Demand for e-commerce fulfillment centers and new manufacturing facilities has shifted industrial space requirements from large properties to mid-sized buildings, already in short supply following the recession. The shift is contributing to higher prices for infill land parcels.
On a national basis, the average price for industrial land has moved up from $1.78 per sq. ft. in 2014 to $2.23 per sq. ft. in the first quarter of this year, says Geoff Kasselman, executive managing director with commercial real estate services firm Newmark Grubb Knight Frank. He notes that land is clearly on everyone’s shopping list.
“All the demand drivers are in place for higher land prices,” Kasselman says. “We’ve got the lowest vacancy since 2001, rents are up and absorption is through the roof. Development can’t catch up.”
Those institutional investors with the most money, such as REITs and private equity funds, didn’t carry land through the recession because there was no return for investors on empty properties. For the most part, those land buyers in the major U.S. markets became active just in the past six months, and it’s a scramble to find the best price, Kasselman says.
“The cost of a building doesn’t really vary from one spot to another,” he says. “The big variance is what you pay for the dirt, that’s most going to affect what the lease rate will be when the property is up. The way to have the lowest lease rate is to have the cheapest land.”
Keith Puritz, principal in the industrial group of real estate services firm Avison Young, says the most attractive industrial land today is entitled land. He agrees there wasn’t a lot of land being used during the recession, though there were many in-the-works developments that changed hands. Thus, at the end of the downturn, there were a few properties that were ready to go. The sudden shortage of property has stunned everyone in the market, he says.
“Nobody knows how long this run is going to go,” Puritz says. “All experts say that we’re now in a healthy period, but based on what happened in 2008, who knows? So everyone is taking advantage of the strong demand to find entitled land and get builds done.”
The demand, however, is different from the last recovery period, when 1-million-sq.-ft. distribution centers were what everyone wanted to build. Today, e-commerce needs are driving much of the new demand, right when the market supply is at its lowest. Industrial developers are adapting to support the e-commerce boom, according to a recent white paper by the National Association of Office and Industrial Properties (NAIOP), “The Promise of E-commerce,” written by Curtis Spencer, president of IMS Worldwide, and Steve Schellenberg, a vice president at the firm.
According to the paper, demand for as much as 80 million sq. ft. of new industrial space could emerge from users seeking e-commerce and mega-bulk distribution space. Today’s industrial space is specifically built to support high-volume package output and has higher ceilings, more deck doors and mezzanines with greater density of floor space. Users are seeking locations near major airports, waterways and ground transportation networks.
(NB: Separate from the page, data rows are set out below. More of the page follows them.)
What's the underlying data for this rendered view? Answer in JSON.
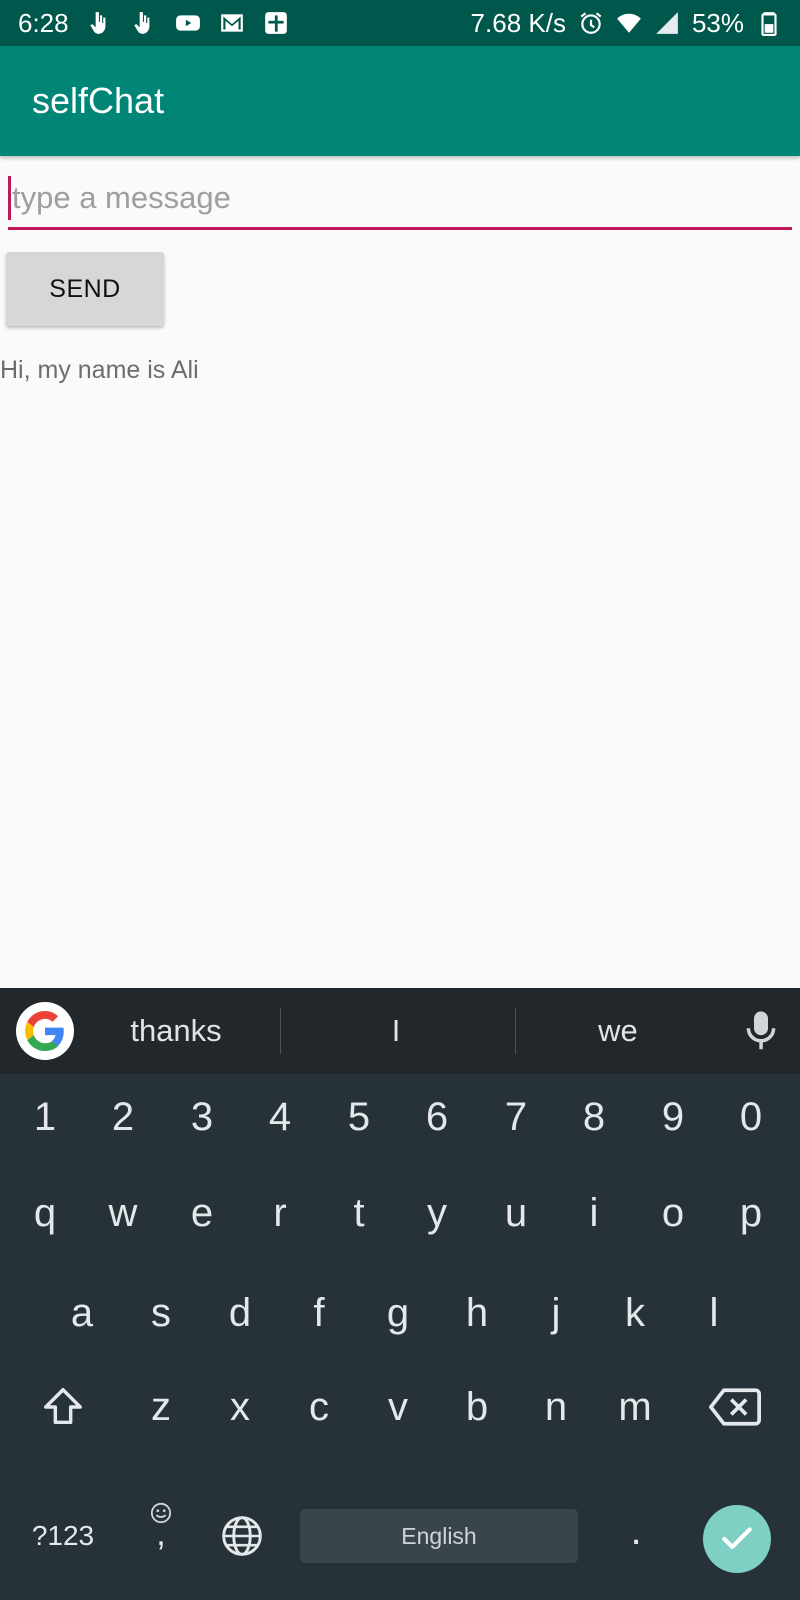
{
  "status_bar": {
    "time": "6:28",
    "net_speed": "7.68 K/s",
    "battery": "53%",
    "left_icons": [
      "touch-icon",
      "touch-icon",
      "youtube-icon",
      "gmail-icon",
      "calendar-icon"
    ],
    "right_icons": [
      "alarm-icon",
      "wifi-icon",
      "signal-icon",
      "battery-icon"
    ]
  },
  "app_bar": {
    "title": "selfChat"
  },
  "composer": {
    "placeholder": "type a message",
    "value": "",
    "send_label": "SEND"
  },
  "messages": [
    {
      "text": "Hi, my name is Ali"
    }
  ],
  "keyboard": {
    "suggestions": [
      "thanks",
      "I",
      "we"
    ],
    "row_numbers": [
      "1",
      "2",
      "3",
      "4",
      "5",
      "6",
      "7",
      "8",
      "9",
      "0"
    ],
    "row_1": [
      "q",
      "w",
      "e",
      "r",
      "t",
      "y",
      "u",
      "i",
      "o",
      "p"
    ],
    "row_2": [
      "a",
      "s",
      "d",
      "f",
      "g",
      "h",
      "j",
      "k",
      "l"
    ],
    "row_3": [
      "z",
      "x",
      "c",
      "v",
      "b",
      "n",
      "m"
    ],
    "symbols_label": "?123",
    "comma_label": ",",
    "space_label": "English",
    "period_label": "."
  },
  "colors": {
    "status_bar": "#00574b",
    "app_bar": "#008577",
    "accent": "#c2185b",
    "keyboard_bg": "#263238",
    "enter_key": "#7ecfc4"
  }
}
Parallel demand is expected for parcel hubs, delivery centers and urban logistics depots that support fresh food centers and same-day delivery services.
Retailers, including both online and traditional sellers, are working to get closer to the same-day delivery model through new fulfillment centers, sparking demand for mid-size buildings with 36-foot and 40-foot clears and bigger employer-use requirements. For example, IntegraCore, a Salt Lake City-based order fulfillment company, recently leased a 353,000-sq.-ft. building in Fairburn, Ga., an Atlanta suburb. Exeter Property Group developed the building on a speculative basis in 2013.
Puritz notes that since the current stock of class-B usable buildings doesn’t have the needed heights or parking areas, developers are out searching for infill areas in major population markets, and in turn pushing up land prices. “You’re seeing bidding wars for 12-acre sites where you can only fit a 250,000-sq.-ft. facility,” he says.
Jason Tolliver, vice president of research with DTZ, says another land demand driver has been manufacturing. More companies are “on-shoring,” bringing back manufacturing jobs to new facilities in the United States. For example, Proctor & Gamble announced earlier this year that it will build a $500 million manufacturing plant in Berkeley County in West Virginia. The facility will be only the company’s second new manufacturing property built in the U.S. since 1971.
Tolliver adds that modern requirements for robotics and efficient production methods have shrunk the traditional open-bay manufacturing facility. Manufacturers also continue to be in consolidation mode. Proctor & Gamble, for example, plans to reduce the number of its U.S. plants.
“There’s not as much need for the million-square-foot cavernous hall of the past century, so that’s changed the land needs somewhat,” he says. “However, even though on-shoring is real and companies are coming back in greater numbers, and U.S. productivity is on the rise, manufacturing employment still remains well below the pre-recession period, and we don’t anticipate that changing. The number of workers needed has become much smaller.”